Provided data
--- START ---

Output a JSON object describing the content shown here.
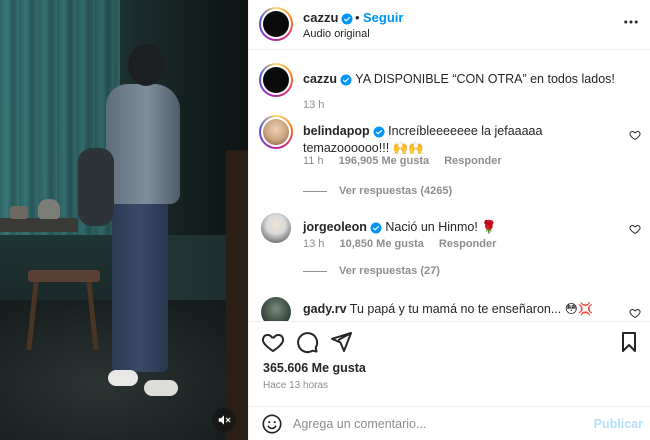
{
  "post": {
    "username": "cazzu",
    "follow_label": "Seguir",
    "separator": "•",
    "audio_label": "Audio original",
    "more_icon": "more-horizontal-icon"
  },
  "caption": {
    "username": "cazzu",
    "text": "YA DISPONIBLE “CON OTRA” en todos lados!",
    "time": "13 h"
  },
  "comments": [
    {
      "username": "belindapop",
      "text": "Increíbleeeeeee la jefaaaaa temazoooooo!!! 🙌🙌",
      "time": "11 h",
      "likes": "196,905 Me gusta",
      "reply": "Responder",
      "view_replies": "Ver respuestas (4265)",
      "avatar_color": "#c9a27e"
    },
    {
      "username": "jorgeoleon",
      "text": "Nació un Hinmo! 🌹",
      "time": "13 h",
      "likes": "10,850 Me gusta",
      "reply": "Responder",
      "view_replies": "Ver respuestas (27)",
      "avatar_color": "#d9d9d9"
    },
    {
      "username": "gady.rv",
      "text": "Tu papá y tu mamá no te enseñaron... 😳💢",
      "avatar_color": "#3a4a3e"
    }
  ],
  "footer": {
    "likes": "365.606 Me gusta",
    "time_ago": "Hace 13 horas"
  },
  "composer": {
    "placeholder": "Agrega un comentario...",
    "value": "",
    "post_label": "Publicar"
  },
  "colors": {
    "accent": "#0095f6",
    "verified": "#0095f6",
    "muted": "#8e8e8e",
    "post_disabled": "#b2dffc"
  }
}
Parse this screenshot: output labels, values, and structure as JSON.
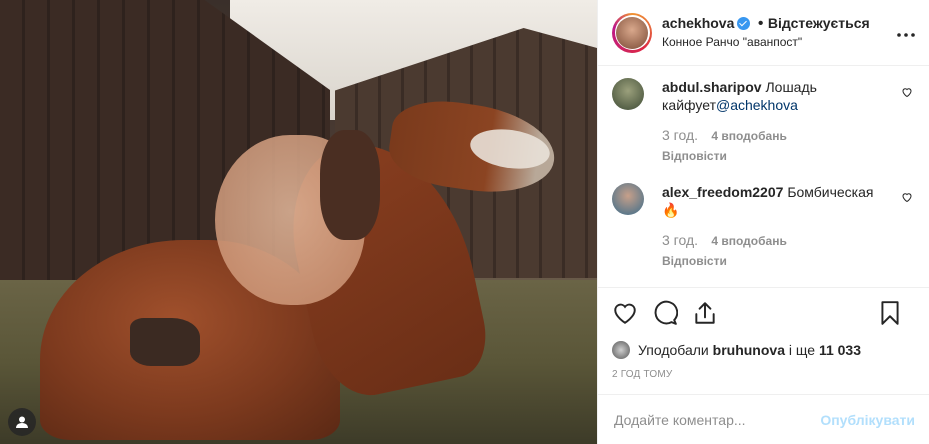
{
  "post": {
    "author": {
      "username": "achekhova",
      "verified": true,
      "follow_status": "Відстежується",
      "separator": "•",
      "location": "Конное Ранчо \"аванпост\""
    },
    "more_icon": "more-horizontal-icon",
    "comments": [
      {
        "username": "abdul.sharipov",
        "text": "Лошадь кайфует",
        "mention": "@achekhova",
        "time": "3 год.",
        "likes": "4 вподобань",
        "reply": "Відповісти"
      },
      {
        "username": "alex_freedom2207",
        "text": "Бомбическая",
        "emoji": "🔥",
        "time": "3 год.",
        "likes": "4 вподобань",
        "reply": "Відповісти"
      }
    ],
    "liked_by": {
      "prefix": "Уподобали",
      "user": "bruhunova",
      "suffix": "і ще",
      "count": "11 033"
    },
    "timestamp": "2 ГОД ТОМУ",
    "add_comment": {
      "placeholder": "Додайте коментар...",
      "submit": "Опублікувати"
    },
    "colors": {
      "verified": "#3897f0",
      "publish_disabled": "#b2dffc",
      "mention": "#003569",
      "secondary_text": "#8e8e8e"
    }
  }
}
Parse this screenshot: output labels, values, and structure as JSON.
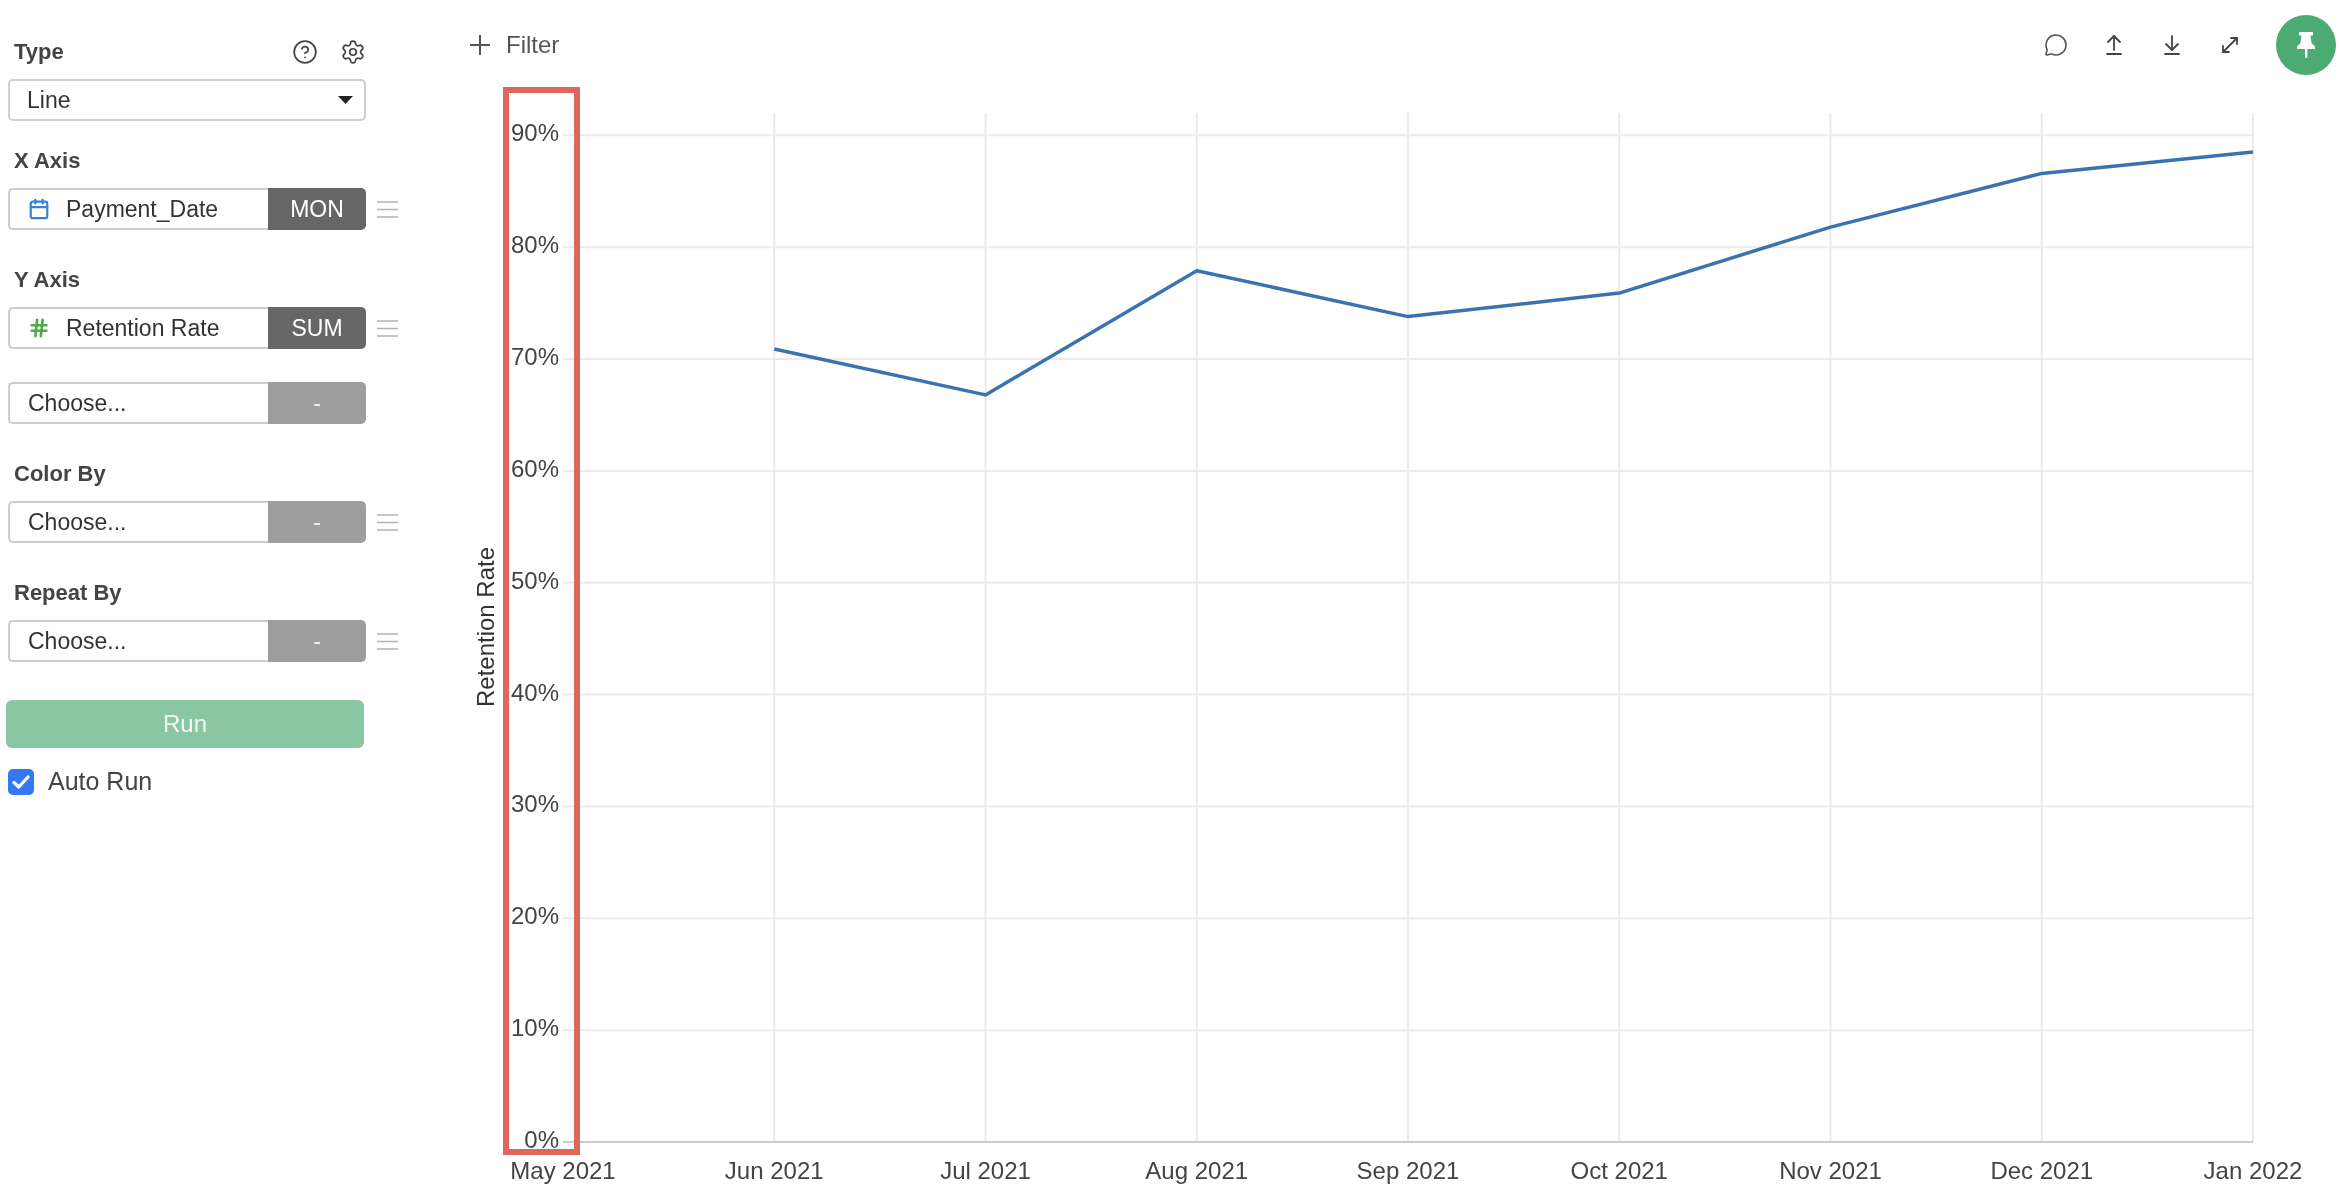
{
  "sidebar": {
    "type": {
      "label": "Type",
      "value": "Line"
    },
    "sections": [
      {
        "label": "X Axis",
        "fields": [
          {
            "kind": "date",
            "value": "Payment_Date",
            "aggregation": "MON",
            "menu": true
          }
        ]
      },
      {
        "label": "Y Axis",
        "fields": [
          {
            "kind": "number",
            "value": "Retention Rate",
            "aggregation": "SUM",
            "menu": true
          },
          {
            "kind": "empty",
            "value": "Choose...",
            "aggregation": "-",
            "menu": false
          }
        ]
      },
      {
        "label": "Color By",
        "fields": [
          {
            "kind": "empty",
            "value": "Choose...",
            "aggregation": "-",
            "menu": true
          }
        ]
      },
      {
        "label": "Repeat By",
        "fields": [
          {
            "kind": "empty",
            "value": "Choose...",
            "aggregation": "-",
            "menu": true
          }
        ]
      }
    ],
    "run_button": {
      "label": "Run",
      "disabled": true
    },
    "auto_run": {
      "label": "Auto Run",
      "checked": true
    }
  },
  "toolbar": {
    "filter_label": "Filter"
  },
  "chart": {
    "chart_data": {
      "type": "line",
      "ylabel": "Retention Rate",
      "grid": true,
      "categories": [
        "May 2021",
        "Jun 2021",
        "Jul 2021",
        "Aug 2021",
        "Sep 2021",
        "Oct 2021",
        "Nov 2021",
        "Dec 2021",
        "Jan 2022"
      ],
      "series": [
        {
          "color": "#3a73b0",
          "values": [
            null,
            0.709,
            0.668,
            0.779,
            0.738,
            0.759,
            0.818,
            0.866,
            0.885
          ]
        }
      ],
      "ylim": [
        0,
        0.92
      ],
      "yticks": [
        {
          "value": 0,
          "label": "0%"
        },
        {
          "value": 0.1,
          "label": "10%"
        },
        {
          "value": 0.2,
          "label": "20%"
        },
        {
          "value": 0.3,
          "label": "30%"
        },
        {
          "value": 0.4,
          "label": "40%"
        },
        {
          "value": 0.5,
          "label": "50%"
        },
        {
          "value": 0.6,
          "label": "60%"
        },
        {
          "value": 0.7,
          "label": "70%"
        },
        {
          "value": 0.8,
          "label": "80%"
        },
        {
          "value": 0.9,
          "label": "90%"
        }
      ]
    }
  }
}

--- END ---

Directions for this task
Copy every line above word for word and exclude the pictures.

Answer to this problem
Output a JSON object describing the content shown here.
{
  "post": {
    "username": "cazzu",
    "follow_label": "Seguir",
    "separator": "•",
    "audio_label": "Audio original",
    "more_icon": "more-horizontal-icon"
  },
  "caption": {
    "username": "cazzu",
    "text": "YA DISPONIBLE “CON OTRA” en todos lados!",
    "time": "13 h"
  },
  "comments": [
    {
      "username": "belindapop",
      "text": "Increíbleeeeeee la jefaaaaa temazoooooo!!! 🙌🙌",
      "time": "11 h",
      "likes": "196,905 Me gusta",
      "reply": "Responder",
      "view_replies": "Ver respuestas (4265)",
      "avatar_color": "#c9a27e"
    },
    {
      "username": "jorgeoleon",
      "text": "Nació un Hinmo! 🌹",
      "time": "13 h",
      "likes": "10,850 Me gusta",
      "reply": "Responder",
      "view_replies": "Ver respuestas (27)",
      "avatar_color": "#d9d9d9"
    },
    {
      "username": "gady.rv",
      "text": "Tu papá y tu mamá no te enseñaron... 😳💢",
      "avatar_color": "#3a4a3e"
    }
  ],
  "footer": {
    "likes": "365.606 Me gusta",
    "time_ago": "Hace 13 horas"
  },
  "composer": {
    "placeholder": "Agrega un comentario...",
    "value": "",
    "post_label": "Publicar"
  },
  "colors": {
    "accent": "#0095f6",
    "verified": "#0095f6",
    "muted": "#8e8e8e",
    "post_disabled": "#b2dffc"
  }
}
Parse this screenshot: output labels, values, and structure as JSON.
{
  "post": {
    "author": {
      "username": "achekhova",
      "verified": true,
      "follow_status": "Відстежується",
      "separator": "•",
      "location": "Конное Ранчо \"аванпост\""
    },
    "more_icon": "more-horizontal-icon",
    "comments": [
      {
        "username": "abdul.sharipov",
        "text": "Лошадь кайфует",
        "mention": "@achekhova",
        "time": "3 год.",
        "likes": "4 вподобань",
        "reply": "Відповісти"
      },
      {
        "username": "alex_freedom2207",
        "text": "Бомбическая",
        "emoji": "🔥",
        "time": "3 год.",
        "likes": "4 вподобань",
        "reply": "Відповісти"
      }
    ],
    "liked_by": {
      "prefix": "Уподобали",
      "user": "bruhunova",
      "suffix": "і ще",
      "count": "11 033"
    },
    "timestamp": "2 ГОД ТОМУ",
    "add_comment": {
      "placeholder": "Додайте коментар...",
      "submit": "Опублікувати"
    },
    "colors": {
      "verified": "#3897f0",
      "publish_disabled": "#b2dffc",
      "mention": "#003569",
      "secondary_text": "#8e8e8e"
    }
  }
}
Parse this screenshot: output labels, values, and structure as JSON.
{
  "sidebar": {
    "type": {
      "label": "Type",
      "value": "Line"
    },
    "sections": [
      {
        "label": "X Axis",
        "fields": [
          {
            "kind": "date",
            "value": "Payment_Date",
            "aggregation": "MON",
            "menu": true
          }
        ]
      },
      {
        "label": "Y Axis",
        "fields": [
          {
            "kind": "number",
            "value": "Retention Rate",
            "aggregation": "SUM",
            "menu": true
          },
          {
            "kind": "empty",
            "value": "Choose...",
            "aggregation": "-",
            "menu": false
          }
        ]
      },
      {
        "label": "Color By",
        "fields": [
          {
            "kind": "empty",
            "value": "Choose...",
            "aggregation": "-",
            "menu": true
          }
        ]
      },
      {
        "label": "Repeat By",
        "fields": [
          {
            "kind": "empty",
            "value": "Choose...",
            "aggregation": "-",
            "menu": true
          }
        ]
      }
    ],
    "run_button": {
      "label": "Run",
      "disabled": true
    },
    "auto_run": {
      "label": "Auto Run",
      "checked": true
    }
  },
  "toolbar": {
    "filter_label": "Filter"
  },
  "chart": {
    "chart_data": {
      "type": "line",
      "ylabel": "Retention Rate",
      "grid": true,
      "categories": [
        "May 2021",
        "Jun 2021",
        "Jul 2021",
        "Aug 2021",
        "Sep 2021",
        "Oct 2021",
        "Nov 2021",
        "Dec 2021",
        "Jan 2022"
      ],
      "series": [
        {
          "color": "#3a73b0",
          "values": [
            null,
            0.709,
            0.668,
            0.779,
            0.738,
            0.759,
            0.818,
            0.866,
            0.885
          ]
        }
      ],
      "ylim": [
        0,
        0.92
      ],
      "yticks": [
        {
          "value": 0,
          "label": "0%"
        },
        {
          "value": 0.1,
          "label": "10%"
        },
        {
          "value": 0.2,
          "label": "20%"
        },
        {
          "value": 0.3,
          "label": "30%"
        },
        {
          "value": 0.4,
          "label": "40%"
        },
        {
          "value": 0.5,
          "label": "50%"
        },
        {
          "value": 0.6,
          "label": "60%"
        },
        {
          "value": 0.7,
          "label": "70%"
        },
        {
          "value": 0.8,
          "label": "80%"
        },
        {
          "value": 0.9,
          "label": "90%"
        }
      ]
    }
  }
}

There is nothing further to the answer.